Meryl Streep is a three-time Oscar winner and considered by critics to be the greatest living actress.
But the current president has claimed he's not a fan.
After Streep criticized Trump during her Cecil B. DeMille acceptance speech at the 2017 Golden Globes for seemingly mocking a disabled reporter, the then-president-elect fired back that Streep's "one of the most over-rated actresses in Hollywood."
And Stephen Colbert wasted no time bringing up Trump's criticism when he introduced Streep earlier this month at his annual onstage conversation to raise money for Montclair Film, the New Jersey film festival organizer Colbert has long supported.
Calling the president's tweet, "perhaps the greatest honor she has ever been given," the Late Show host read the missive as he brought Streep to the stage.
The moment was far from the only time the pair talked about President Trump, with Streep later saying that she thinks "we should be afraid" of "his possibility." During the nearly two-hour discussion, Streep recalled her early days as an actress and memorable experiences on the stage and screen.
She teased her role in the upcoming Mary Poppins Returns and shared some of her favorite recent movie releases, raving about A Star Is Born and other awards hopefuls.

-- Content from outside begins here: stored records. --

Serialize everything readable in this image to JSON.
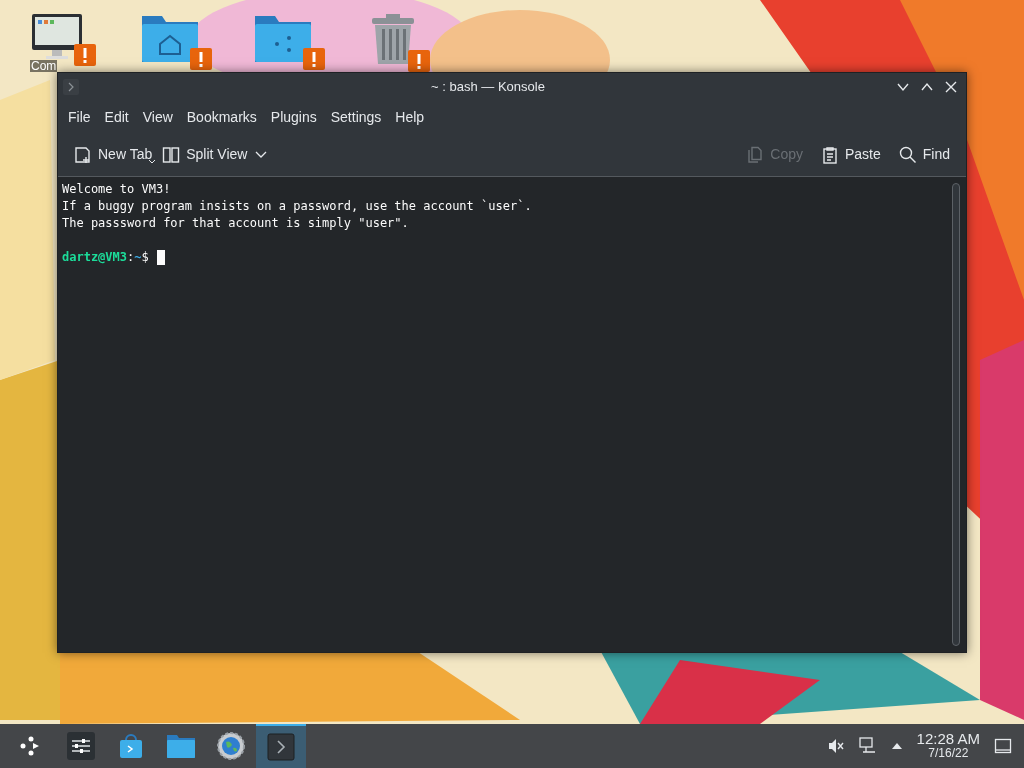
{
  "desktop": {
    "icons": [
      {
        "kind": "computer",
        "label": "Com",
        "warning": true
      },
      {
        "kind": "home",
        "warning": true
      },
      {
        "kind": "folder",
        "warning": true
      },
      {
        "kind": "trash",
        "warning": true
      }
    ]
  },
  "window": {
    "title": "~ : bash — Konsole",
    "menu": [
      "File",
      "Edit",
      "View",
      "Bookmarks",
      "Plugins",
      "Settings",
      "Help"
    ],
    "toolbar": {
      "left": [
        {
          "kind": "new-tab",
          "label": "New Tab",
          "disabled": false
        },
        {
          "kind": "split-view",
          "label": "Split View",
          "disabled": false
        }
      ],
      "right": [
        {
          "kind": "copy",
          "label": "Copy",
          "disabled": true
        },
        {
          "kind": "paste",
          "label": "Paste",
          "disabled": false
        },
        {
          "kind": "find",
          "label": "Find",
          "disabled": false
        }
      ]
    },
    "terminal": {
      "lines": [
        "Welcome to VM3!",
        "If a buggy program insists on a password, use the account `user`.",
        "The passsword for that account is simply \"user\"."
      ],
      "prompt": {
        "user_host": "dartz@VM3",
        "separator": ":",
        "path": "~",
        "symbol": "$"
      }
    }
  },
  "taskbar": {
    "apps": [
      {
        "kind": "launcher",
        "selected": false
      },
      {
        "kind": "settings",
        "selected": false
      },
      {
        "kind": "store",
        "selected": false
      },
      {
        "kind": "files",
        "selected": false
      },
      {
        "kind": "browser",
        "selected": false
      },
      {
        "kind": "terminal",
        "selected": true
      }
    ],
    "tray": {
      "muted": true
    },
    "clock": {
      "time": "12:28 AM",
      "date": "7/16/22"
    }
  }
}
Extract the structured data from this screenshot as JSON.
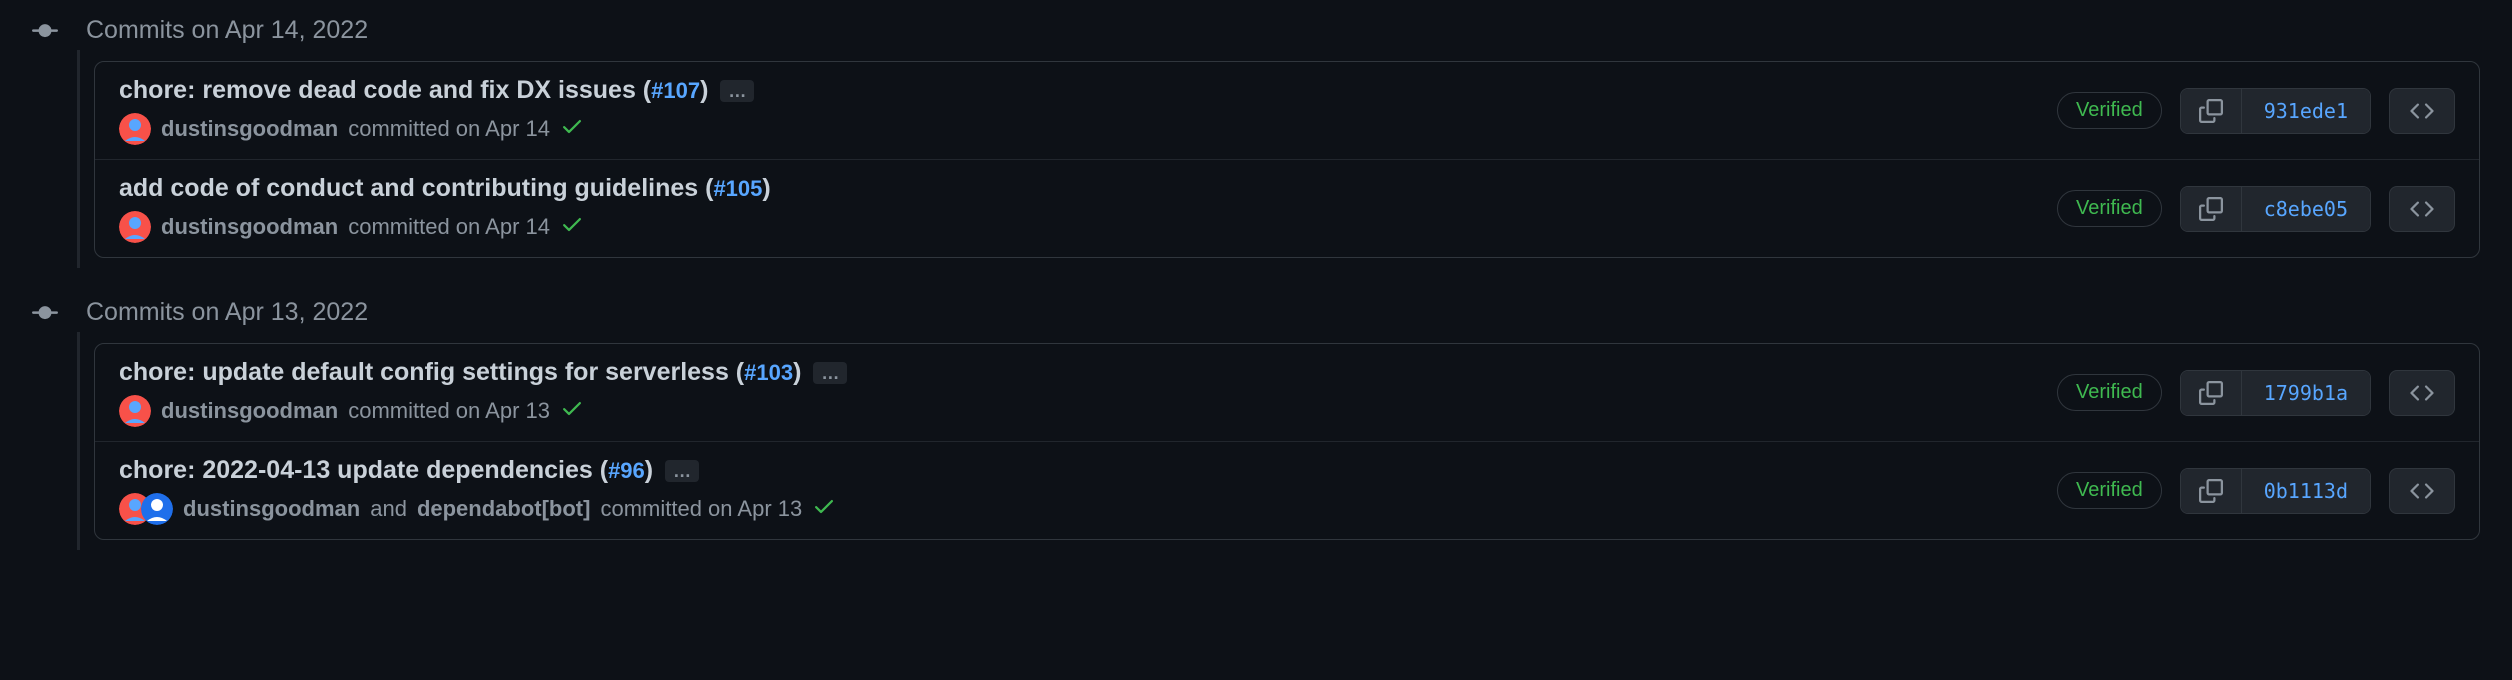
{
  "groups": [
    {
      "date_label": "Commits on Apr 14, 2022",
      "commits": [
        {
          "title_prefix": "chore: remove dead code and fix DX issues (",
          "pr_number": "#107",
          "title_suffix": ")",
          "show_expand": true,
          "expand_label": "…",
          "authors": [
            {
              "name": "dustinsgoodman",
              "avatar_color1": "#f85149",
              "avatar_color2": "#58a6ff"
            }
          ],
          "and_text": "",
          "second_author": "",
          "meta_text": "committed on Apr 14",
          "verified": "Verified",
          "sha": "931ede1"
        },
        {
          "title_prefix": "add code of conduct and contributing guidelines (",
          "pr_number": "#105",
          "title_suffix": ")",
          "show_expand": false,
          "expand_label": "",
          "authors": [
            {
              "name": "dustinsgoodman",
              "avatar_color1": "#f85149",
              "avatar_color2": "#58a6ff"
            }
          ],
          "and_text": "",
          "second_author": "",
          "meta_text": "committed on Apr 14",
          "verified": "Verified",
          "sha": "c8ebe05"
        }
      ]
    },
    {
      "date_label": "Commits on Apr 13, 2022",
      "commits": [
        {
          "title_prefix": "chore: update default config settings for serverless (",
          "pr_number": "#103",
          "title_suffix": ")",
          "show_expand": true,
          "expand_label": "…",
          "authors": [
            {
              "name": "dustinsgoodman",
              "avatar_color1": "#f85149",
              "avatar_color2": "#58a6ff"
            }
          ],
          "and_text": "",
          "second_author": "",
          "meta_text": "committed on Apr 13",
          "verified": "Verified",
          "sha": "1799b1a"
        },
        {
          "title_prefix": "chore: 2022-04-13 update dependencies (",
          "pr_number": "#96",
          "title_suffix": ")",
          "show_expand": true,
          "expand_label": "…",
          "authors": [
            {
              "name": "dustinsgoodman",
              "avatar_color1": "#f85149",
              "avatar_color2": "#58a6ff"
            },
            {
              "name": "dependabot[bot]",
              "avatar_color1": "#1f6feb",
              "avatar_color2": "#ffffff"
            }
          ],
          "and_text": " and ",
          "second_author": "dependabot[bot]",
          "meta_text": "committed on Apr 13",
          "verified": "Verified",
          "sha": "0b1113d"
        }
      ]
    }
  ]
}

After Colbert asked Streep about empathizing with the characters she plays, he asked her, "What's it like for you to see somebody who is the President of the United States who is the top politician who is indifferent to the idea of empathy? I'm not sure he knows what you mean when you say it."
And Streep delivered a sobering assessment of Trump.
"I'm scared. I'm scared by him, by his possibility," she said. "And I do empathize with him. I can't imagine what his 3 a.m. is like. There's a gathering storm — everyone feels it, he feels it. His children are in jeopardy, and I feel that. I think, 'What if my children were in jeopardy?' I would do anything — anything — to get them out of trouble. So we should be afraid. That's what I think."
Streep also joked about Trump's campaign boasts when she mentioned that before she began acting professionally she considered taking the LSATs. She hadn't studied law but, as she said, "I had the best words! I know more … than the generals!"
Streep repeatedly stressed that she didn't set out to be a film or theater actress, and she said that part of what made her think she couldn't be a "film actor," was because "my nose was too big."
That led her to a tangent about A Star Is Born, as she and Colbert each ran a finger down their nose as Bradley Cooper's character does with Lady Gaga's Ally.
"I've just seen A Star Is Born, and I so related to that," Streep said. "It's so true."
Streep, who said "nobody but Gaga" could've played Ally in Cooper's directorial debut also raved about the actor's approach to helming a feature film.
"It's so breezily shot and it's so self-assured. It's not actorly shot. [Some] actors who make the transition to directing," she said, sighing, "they give the actors too much air. They don't cut as brutally as you need to in order to move the story. To them, the character is more interesting than the forward movement of the story, the narrative. The movie's the thing. You're helping but the movie has to keep going. And Bradley … he gave himself the stuff he needed and then he'd move off … kept it moving. He was on his own back a lot. I liked that. Made you in the thing. You were in the thing. Brilliant."
Beyond A Star is Born, Streep shared some of her other 2018 movie recommendations.
"There's one called The Rider that is just so shockingly good by … Chloe Zhao and she has somehow elicited performances from these Native American rodeo riders and people who've been severely injured in rodeo riding in Montana, and it's a picture of life in Montana that's incredible," Streep said, adding that the Gotham Awards' best feature winner is "as strong as" and reminds her of a Terrence Malick movie. "It's beautiful. … I also love First Reformed with Ethan Hawke — talk about the environment and despair and suicide and crisis. I'm making it sound dreadful, but it's so ambitious and it's so sincere and pure. It's a great movie. I really like Stan and Ollie."
And not missing an opportunity to plug her own work, she also recommended the upcoming Mary Poppins Returns, in which, Streep teased, she plays Poppins' "cousin."
"I'm very screwed up, a very screwed-up character," Streep said of her role as Topsy. "But she's very tolerant of me and she needs something from me so of course she's nice to me. It's fun. The movie is just great. I don't say this about all my movies, but this is not my movie, this is Emily Blunt and Lin-Manuel Miranda. This movie is so great; these children are beautiful; it's like a little tiny gift to America at Christmas."
All proceeds from the event benefit Montclair Film, the nonprofit that presents the annual Montclair Film Festival in New Jersey. Past editions of the Montclair Film benefit have featured Colbert in conversation with Jonathan Alter, Jimmy Fallon, Jon Stewart, Steve Carell, J.J. Abrams, John Oliver and Samantha Bee. The 2019 edition of the Montclair Film Festival will run May 3-12.